--- Dataset excerpts Enclosed Below ---

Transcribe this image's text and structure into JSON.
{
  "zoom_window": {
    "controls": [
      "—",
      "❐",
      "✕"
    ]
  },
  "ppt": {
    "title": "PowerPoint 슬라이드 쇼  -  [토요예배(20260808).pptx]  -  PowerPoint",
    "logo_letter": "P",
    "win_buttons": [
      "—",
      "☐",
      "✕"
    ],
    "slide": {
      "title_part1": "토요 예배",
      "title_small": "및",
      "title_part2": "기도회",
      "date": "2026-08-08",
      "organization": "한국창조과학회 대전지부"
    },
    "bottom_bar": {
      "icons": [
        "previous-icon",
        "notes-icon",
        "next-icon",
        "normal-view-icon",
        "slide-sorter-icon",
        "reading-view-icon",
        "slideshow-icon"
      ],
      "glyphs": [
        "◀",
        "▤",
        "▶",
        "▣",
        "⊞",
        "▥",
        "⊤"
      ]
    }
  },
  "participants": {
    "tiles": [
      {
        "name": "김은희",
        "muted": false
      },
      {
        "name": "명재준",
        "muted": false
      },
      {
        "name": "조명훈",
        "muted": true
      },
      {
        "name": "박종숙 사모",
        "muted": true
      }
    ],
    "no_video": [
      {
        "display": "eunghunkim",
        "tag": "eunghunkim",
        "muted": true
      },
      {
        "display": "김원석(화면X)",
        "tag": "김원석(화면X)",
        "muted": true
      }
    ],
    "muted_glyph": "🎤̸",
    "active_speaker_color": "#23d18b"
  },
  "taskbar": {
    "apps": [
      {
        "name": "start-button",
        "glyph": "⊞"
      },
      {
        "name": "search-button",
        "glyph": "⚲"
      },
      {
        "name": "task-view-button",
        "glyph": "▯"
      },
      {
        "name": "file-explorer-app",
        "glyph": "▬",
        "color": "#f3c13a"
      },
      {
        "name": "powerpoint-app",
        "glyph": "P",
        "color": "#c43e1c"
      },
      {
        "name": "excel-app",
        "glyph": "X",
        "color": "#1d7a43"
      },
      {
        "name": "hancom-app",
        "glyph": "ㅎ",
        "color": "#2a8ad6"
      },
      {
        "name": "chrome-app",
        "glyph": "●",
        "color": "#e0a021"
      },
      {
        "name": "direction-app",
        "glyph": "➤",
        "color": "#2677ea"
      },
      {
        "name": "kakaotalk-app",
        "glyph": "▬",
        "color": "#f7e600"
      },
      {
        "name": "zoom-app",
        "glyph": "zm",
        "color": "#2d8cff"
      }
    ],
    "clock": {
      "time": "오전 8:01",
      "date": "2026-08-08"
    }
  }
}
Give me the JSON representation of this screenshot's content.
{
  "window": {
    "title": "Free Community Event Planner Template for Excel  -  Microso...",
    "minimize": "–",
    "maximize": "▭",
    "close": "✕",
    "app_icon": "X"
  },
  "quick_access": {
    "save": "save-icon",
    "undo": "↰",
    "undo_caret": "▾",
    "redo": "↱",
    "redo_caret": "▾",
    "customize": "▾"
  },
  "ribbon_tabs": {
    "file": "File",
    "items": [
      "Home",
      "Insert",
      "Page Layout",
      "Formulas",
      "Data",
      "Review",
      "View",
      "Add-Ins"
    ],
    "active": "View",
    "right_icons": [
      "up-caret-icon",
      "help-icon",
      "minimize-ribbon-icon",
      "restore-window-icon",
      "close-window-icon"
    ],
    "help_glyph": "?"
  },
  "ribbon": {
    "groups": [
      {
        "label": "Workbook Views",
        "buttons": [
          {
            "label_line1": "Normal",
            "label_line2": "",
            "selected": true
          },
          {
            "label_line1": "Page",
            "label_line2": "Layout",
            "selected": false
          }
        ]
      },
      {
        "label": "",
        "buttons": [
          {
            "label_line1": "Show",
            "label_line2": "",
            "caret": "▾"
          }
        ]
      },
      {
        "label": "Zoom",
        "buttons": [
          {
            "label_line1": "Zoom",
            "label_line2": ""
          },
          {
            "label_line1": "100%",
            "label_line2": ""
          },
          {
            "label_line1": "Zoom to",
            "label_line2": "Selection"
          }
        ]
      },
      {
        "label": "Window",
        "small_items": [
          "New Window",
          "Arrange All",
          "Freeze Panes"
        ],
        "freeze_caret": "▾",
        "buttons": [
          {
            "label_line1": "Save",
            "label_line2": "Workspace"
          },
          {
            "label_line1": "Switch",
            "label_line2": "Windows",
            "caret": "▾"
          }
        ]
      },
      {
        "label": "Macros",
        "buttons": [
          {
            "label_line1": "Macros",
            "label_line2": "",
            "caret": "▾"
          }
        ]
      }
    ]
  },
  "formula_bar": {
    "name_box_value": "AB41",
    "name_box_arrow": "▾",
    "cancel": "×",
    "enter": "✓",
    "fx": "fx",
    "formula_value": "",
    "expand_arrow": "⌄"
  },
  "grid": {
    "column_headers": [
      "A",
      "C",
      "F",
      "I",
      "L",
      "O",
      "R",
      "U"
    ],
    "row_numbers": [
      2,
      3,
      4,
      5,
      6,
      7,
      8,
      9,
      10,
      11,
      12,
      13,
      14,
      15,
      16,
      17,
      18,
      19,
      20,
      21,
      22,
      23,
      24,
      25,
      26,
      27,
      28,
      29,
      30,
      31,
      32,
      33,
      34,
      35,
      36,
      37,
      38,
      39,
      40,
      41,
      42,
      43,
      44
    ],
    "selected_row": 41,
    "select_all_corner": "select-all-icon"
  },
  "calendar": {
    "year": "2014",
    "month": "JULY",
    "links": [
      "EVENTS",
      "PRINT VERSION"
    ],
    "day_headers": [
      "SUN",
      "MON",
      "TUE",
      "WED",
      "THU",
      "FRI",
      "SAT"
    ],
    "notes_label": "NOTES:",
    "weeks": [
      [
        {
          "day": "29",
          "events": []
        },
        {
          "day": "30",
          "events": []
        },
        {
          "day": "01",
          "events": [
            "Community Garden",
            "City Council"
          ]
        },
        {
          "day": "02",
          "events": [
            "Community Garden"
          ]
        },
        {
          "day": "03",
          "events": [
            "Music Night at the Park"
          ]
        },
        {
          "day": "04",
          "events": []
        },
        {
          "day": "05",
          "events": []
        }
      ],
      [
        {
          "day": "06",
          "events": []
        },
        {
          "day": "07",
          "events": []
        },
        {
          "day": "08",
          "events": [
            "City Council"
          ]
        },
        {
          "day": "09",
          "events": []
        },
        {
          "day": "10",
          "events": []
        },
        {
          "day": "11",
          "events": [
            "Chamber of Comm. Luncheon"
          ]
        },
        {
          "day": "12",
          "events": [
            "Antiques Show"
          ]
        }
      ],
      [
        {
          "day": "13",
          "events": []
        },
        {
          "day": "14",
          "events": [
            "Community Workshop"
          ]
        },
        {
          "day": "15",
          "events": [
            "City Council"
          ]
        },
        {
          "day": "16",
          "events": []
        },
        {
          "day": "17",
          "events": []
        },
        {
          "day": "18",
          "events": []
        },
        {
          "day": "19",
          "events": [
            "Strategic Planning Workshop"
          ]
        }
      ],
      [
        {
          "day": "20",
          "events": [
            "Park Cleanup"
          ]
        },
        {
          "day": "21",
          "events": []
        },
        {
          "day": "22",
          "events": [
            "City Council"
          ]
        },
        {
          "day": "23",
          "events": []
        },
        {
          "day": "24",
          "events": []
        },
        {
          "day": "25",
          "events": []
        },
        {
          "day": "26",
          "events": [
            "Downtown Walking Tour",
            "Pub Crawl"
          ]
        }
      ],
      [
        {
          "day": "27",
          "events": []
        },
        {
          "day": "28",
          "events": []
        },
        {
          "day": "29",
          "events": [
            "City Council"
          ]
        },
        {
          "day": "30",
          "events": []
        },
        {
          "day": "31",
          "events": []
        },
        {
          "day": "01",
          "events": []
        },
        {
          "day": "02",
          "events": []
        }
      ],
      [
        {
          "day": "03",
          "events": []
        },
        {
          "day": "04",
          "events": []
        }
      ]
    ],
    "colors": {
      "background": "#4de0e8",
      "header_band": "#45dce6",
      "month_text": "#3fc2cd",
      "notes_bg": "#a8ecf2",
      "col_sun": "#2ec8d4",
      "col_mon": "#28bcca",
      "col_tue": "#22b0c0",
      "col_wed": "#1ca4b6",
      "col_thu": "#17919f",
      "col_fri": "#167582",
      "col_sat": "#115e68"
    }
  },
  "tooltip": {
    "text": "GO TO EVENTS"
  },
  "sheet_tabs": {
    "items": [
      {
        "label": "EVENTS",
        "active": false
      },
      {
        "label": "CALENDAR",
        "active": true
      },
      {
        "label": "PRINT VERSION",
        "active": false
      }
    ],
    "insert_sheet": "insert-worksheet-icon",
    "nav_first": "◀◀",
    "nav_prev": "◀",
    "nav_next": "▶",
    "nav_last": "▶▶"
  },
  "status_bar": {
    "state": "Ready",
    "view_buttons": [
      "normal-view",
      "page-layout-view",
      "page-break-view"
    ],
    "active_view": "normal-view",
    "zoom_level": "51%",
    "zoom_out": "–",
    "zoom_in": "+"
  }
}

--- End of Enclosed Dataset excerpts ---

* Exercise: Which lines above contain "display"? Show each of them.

* Answer section:
        "display": "eunghunkim",
        "display": "김원석(화면X)",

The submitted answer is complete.